2. Cold and Heat Therapy
- Cold Packs: Applying cold packs can help reduce inflammation and numb the area, potentially reducing pain.
- Heat Packs: Using heat packs can help to relax and soothe sore muscles.
3. Physical Therapy
- Stretching: Engaging in gentle stretching exercises can help to alleviate muscle stiffness.
- Strengthening Exercises: Exercises that target the thigh muscles can help to build strength and prevent future injuries.
- Gentle Massage: Massaging the thigh gently can help to relieve muscle tension.
- Professional Massage Therapy: If needed, consult with a professional massage therapist to help with persistent pain.
- Pain Relievers: Over-the-counter pain relievers can sometimes help with thigh pain.
- Topical Creams: Using topical creams with ingredients like capsaicin might provide relief.

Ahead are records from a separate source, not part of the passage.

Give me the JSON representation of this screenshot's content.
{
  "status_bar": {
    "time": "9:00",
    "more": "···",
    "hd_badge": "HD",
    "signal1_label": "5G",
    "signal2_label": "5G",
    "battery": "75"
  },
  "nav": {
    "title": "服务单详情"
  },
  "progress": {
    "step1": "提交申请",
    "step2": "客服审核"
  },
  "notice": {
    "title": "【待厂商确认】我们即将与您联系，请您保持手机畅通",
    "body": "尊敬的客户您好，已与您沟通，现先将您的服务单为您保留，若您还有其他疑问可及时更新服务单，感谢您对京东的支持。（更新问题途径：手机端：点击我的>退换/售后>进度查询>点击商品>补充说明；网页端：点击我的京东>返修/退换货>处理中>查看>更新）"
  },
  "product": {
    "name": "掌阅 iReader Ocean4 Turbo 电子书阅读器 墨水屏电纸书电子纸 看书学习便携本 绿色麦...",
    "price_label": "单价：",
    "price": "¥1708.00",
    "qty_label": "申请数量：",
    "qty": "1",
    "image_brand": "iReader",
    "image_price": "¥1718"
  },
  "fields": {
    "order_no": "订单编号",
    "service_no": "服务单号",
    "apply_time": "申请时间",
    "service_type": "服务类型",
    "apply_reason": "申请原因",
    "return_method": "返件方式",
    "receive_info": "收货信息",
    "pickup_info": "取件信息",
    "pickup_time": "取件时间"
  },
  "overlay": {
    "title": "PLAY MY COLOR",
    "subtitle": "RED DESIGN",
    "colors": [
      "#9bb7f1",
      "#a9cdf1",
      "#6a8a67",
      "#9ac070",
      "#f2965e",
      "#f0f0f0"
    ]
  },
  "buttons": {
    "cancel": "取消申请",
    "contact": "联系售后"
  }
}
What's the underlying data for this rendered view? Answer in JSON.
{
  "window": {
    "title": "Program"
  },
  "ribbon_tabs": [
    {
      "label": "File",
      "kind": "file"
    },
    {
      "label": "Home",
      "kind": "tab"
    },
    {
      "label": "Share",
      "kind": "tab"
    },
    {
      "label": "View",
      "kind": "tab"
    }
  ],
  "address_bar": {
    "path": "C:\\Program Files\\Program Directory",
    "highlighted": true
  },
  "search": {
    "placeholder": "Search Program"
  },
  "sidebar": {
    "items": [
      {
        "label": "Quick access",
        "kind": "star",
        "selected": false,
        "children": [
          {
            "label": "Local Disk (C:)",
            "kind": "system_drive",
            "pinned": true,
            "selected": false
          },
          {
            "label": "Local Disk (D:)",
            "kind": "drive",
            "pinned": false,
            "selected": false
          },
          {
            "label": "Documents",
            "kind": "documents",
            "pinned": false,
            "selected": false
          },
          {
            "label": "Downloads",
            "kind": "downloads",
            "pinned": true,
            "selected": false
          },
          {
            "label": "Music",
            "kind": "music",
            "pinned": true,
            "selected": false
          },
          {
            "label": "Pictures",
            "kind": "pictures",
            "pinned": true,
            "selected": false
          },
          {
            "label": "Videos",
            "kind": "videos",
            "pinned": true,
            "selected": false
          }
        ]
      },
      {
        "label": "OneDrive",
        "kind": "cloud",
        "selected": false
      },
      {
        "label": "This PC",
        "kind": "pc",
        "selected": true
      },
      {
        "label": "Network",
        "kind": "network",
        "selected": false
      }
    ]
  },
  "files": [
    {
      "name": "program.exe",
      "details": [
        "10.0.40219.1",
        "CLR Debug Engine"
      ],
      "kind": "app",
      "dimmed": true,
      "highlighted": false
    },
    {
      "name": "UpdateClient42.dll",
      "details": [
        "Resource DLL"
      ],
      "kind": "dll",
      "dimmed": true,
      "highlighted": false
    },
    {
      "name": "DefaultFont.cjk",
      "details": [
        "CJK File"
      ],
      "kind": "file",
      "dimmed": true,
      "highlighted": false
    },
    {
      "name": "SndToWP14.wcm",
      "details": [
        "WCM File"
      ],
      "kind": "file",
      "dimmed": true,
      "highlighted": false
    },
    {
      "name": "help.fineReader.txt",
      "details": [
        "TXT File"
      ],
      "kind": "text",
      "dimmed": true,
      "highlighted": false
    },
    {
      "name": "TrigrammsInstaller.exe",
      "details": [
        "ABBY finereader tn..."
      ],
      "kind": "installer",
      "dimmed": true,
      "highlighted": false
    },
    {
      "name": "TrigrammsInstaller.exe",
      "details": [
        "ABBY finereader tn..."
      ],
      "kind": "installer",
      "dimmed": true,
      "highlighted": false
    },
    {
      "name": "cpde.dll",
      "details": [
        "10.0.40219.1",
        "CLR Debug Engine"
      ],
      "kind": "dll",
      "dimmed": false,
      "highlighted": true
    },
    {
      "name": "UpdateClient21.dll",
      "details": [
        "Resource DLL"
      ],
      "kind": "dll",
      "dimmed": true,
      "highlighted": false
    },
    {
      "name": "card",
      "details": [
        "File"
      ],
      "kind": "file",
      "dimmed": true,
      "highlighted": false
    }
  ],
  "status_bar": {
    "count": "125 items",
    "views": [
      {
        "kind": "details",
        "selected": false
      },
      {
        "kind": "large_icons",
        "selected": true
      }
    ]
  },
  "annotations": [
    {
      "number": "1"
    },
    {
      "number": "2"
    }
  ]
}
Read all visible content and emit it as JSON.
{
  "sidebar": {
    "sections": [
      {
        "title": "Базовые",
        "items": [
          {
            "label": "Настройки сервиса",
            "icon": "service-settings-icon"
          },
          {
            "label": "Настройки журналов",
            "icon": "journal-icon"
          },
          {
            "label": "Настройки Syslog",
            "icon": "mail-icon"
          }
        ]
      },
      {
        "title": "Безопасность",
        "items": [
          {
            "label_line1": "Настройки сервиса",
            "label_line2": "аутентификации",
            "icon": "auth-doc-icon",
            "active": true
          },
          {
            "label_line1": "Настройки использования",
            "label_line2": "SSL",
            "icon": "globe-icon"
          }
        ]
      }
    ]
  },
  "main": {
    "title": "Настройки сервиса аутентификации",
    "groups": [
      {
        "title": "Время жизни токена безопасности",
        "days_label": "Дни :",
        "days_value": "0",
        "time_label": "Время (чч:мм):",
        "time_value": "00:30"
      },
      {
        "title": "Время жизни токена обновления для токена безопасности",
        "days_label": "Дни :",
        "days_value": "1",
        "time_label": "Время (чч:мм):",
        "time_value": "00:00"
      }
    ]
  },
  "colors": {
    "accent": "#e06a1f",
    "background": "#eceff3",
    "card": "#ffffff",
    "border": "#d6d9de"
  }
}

6. Lifestyle Modifications
- Ergonomics: Ensuring that you maintain a good posture during sitting and walking can sometimes prevent pain due to muscle strains.
- Diet: Eating a balanced diet to ensure adequate nutrient intake for muscle health.
- Hydration: Staying hydrated can sometimes prevent muscle cramps which can lead to thigh pain.
7. Medical Intervention
- Consultation with a Specialist: In some cases, consulting with a healthcare provider might be necessary to identify and treat the underlying cause of the pain.
- Investigations and Tests: Depending upon the cause, various investigations like X-rays, MRIs, or blood tests might be recommended.
8. Alternative Therapies
- Acupuncture: Acupuncture can sometimes help in reducing muscle pain.
- Chiropractic Care: Chiropractic care can sometimes help with musculoskeletal issues causing thigh pain.
So, the approach to relieving pain largely depends on the underlying cause. Hence, it’s often best to consult with a healthcare provider to determine the best course of action.
In conclusion, thigh pain, a common ailment, can stem from a variety of sources. Implementing lifestyle modifications and adopting a proactive approach toward muscle health can be pivotal in preventing and managing thigh pain effectively. Remember, a personalized approach, understanding the root cause, and timely intervention are key to mitigating thigh pain and maintaining optimum leg health.
Physical Therapy helps patients recover from pain. If you’re experiencing Back, Shoulder, Knee, Neck, Elbow, Hip, or Arthritis pain, a physical therapist at PhysioMantra can help: Book an online physical therapy session.